I’m super-thankful when everything seems to fit together.
This morning I got on my bike and went to the “county” track meet (ie. a bunch of schools competing, including both of my two older children’s).
The 800 metre start, girls, ages 9-12.
She ran most of the race in lane two. Oops. “Did you know it’s shorter if you run on the inside lane?” “What? Really?!” A real-life math problem.
A hard-run race. I think she was a little disappointed with her end result, but every race is a learning experience. And she ran her heart out! Proud mama.
Tug-of-war. Not so many photos of this child. I was picking up a please-don’t-embarrass-me-mom vibe. Which I get. I’m so sympathetic and can totally feel it, too. Of course I’m going to say something dorky in front of his friends! I remember this age so clearly myself and instinctively want to give him space. Then I wonder: am I giving him too much space and he won’t know that I care? You know?
Then I got on my bike and went to the kindergarten picnic.
We shared our sandwiches (his idea).
The kids performed songs. When it was time to say goodbye, I got so many kisses, so many hugs; it was hard parting. Such a different stage.
And I got on my bike and went back to the track. (My ankle doesn’t hurt on my bike. Yay! Plus I’d forgotten how fun it is to cycle around the city.) Kevin had arrived in my absence, live-texting me results of events I was missing. We both got to watch the relays.
Then I got on my bike and went home.
Found, yesterday, amongst the masses of work brought home from school.
“Who? Carrie Snyder: Author of the GG nominated Juliet Stories and, my mom.
“What? I can learn alot from mom including work hard and you can acheive anything, follow your dreams, or whims depending on which you have. Nothing is really that impossible if you really want it. And are willing to pour your life into it.
“Where/when? At the book launch in 2012, when the story became a book.
“Why? Writing a book with four kids is not easy. The Juliet Stories took seven years to write. It takes an amazing woman with great patience to do that. She sets goals and acheives them. Aside from that she is a very happy person with a big family and a big heart. She is also a runner and marathonist and triathlete. If you don’t think she is successful, I would like to hear what is.”

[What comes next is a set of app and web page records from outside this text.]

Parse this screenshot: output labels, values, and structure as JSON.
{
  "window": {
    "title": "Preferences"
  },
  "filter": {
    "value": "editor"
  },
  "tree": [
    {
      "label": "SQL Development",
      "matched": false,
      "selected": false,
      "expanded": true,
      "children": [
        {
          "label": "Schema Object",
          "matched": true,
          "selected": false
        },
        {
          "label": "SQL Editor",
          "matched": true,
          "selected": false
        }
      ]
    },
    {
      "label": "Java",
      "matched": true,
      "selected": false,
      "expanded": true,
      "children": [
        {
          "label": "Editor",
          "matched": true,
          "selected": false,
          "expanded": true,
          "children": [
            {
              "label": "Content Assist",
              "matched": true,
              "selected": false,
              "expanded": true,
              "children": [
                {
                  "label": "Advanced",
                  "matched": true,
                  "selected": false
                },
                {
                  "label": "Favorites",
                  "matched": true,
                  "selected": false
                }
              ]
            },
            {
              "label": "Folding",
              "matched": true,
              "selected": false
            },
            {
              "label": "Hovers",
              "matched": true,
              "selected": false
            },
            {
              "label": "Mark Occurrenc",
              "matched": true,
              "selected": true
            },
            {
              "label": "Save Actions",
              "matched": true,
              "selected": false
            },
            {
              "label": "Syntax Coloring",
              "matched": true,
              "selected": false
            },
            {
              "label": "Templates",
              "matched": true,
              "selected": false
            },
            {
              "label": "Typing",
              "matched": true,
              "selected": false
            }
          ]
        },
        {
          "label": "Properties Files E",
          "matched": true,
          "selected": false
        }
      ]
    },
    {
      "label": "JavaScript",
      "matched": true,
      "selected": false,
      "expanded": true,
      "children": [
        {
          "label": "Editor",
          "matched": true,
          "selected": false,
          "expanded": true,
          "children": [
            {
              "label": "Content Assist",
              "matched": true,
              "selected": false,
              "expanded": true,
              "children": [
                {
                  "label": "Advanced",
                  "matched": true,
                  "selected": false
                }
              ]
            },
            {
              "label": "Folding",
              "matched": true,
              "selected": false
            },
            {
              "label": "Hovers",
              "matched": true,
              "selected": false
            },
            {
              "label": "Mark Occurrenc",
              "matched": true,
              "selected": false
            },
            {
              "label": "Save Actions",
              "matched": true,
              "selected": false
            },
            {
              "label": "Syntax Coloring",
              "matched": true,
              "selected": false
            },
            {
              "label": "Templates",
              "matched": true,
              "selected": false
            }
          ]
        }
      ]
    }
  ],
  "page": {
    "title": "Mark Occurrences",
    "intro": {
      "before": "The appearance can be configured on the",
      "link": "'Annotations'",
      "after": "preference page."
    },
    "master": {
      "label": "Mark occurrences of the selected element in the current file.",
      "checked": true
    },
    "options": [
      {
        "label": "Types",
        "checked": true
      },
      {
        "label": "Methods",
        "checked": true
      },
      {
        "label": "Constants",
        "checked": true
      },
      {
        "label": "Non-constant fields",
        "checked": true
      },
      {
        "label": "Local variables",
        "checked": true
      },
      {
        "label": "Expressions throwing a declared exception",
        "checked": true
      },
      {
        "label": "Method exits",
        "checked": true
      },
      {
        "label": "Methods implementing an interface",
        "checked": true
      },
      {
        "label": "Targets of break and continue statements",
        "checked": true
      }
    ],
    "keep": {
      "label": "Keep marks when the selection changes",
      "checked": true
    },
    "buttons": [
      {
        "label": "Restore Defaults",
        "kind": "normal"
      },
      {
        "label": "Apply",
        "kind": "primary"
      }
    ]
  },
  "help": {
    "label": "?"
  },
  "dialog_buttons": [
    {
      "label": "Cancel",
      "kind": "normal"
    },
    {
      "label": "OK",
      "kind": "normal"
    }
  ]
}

I don’t know what life is all about, except that it’s for living. Yesterday was a down day. The puffy ankle wasn’t helping. I was feeling pessimistic. I was remembering that the nature of being a writer is being dissatisfied. That’s what gives you the push to keep creating. It’s a sense of needing to do more. I was remembering that I write out of a painful mixture of confidence and doubt, and that it never seems to become easy (not the writing itself, which is frequently joyful, but everything surrounding it). And then I found this. My child was mirroring back to me things I couldn’t see or appreciate for myself. I hope to mirror to my children the same: love and belief and admiration.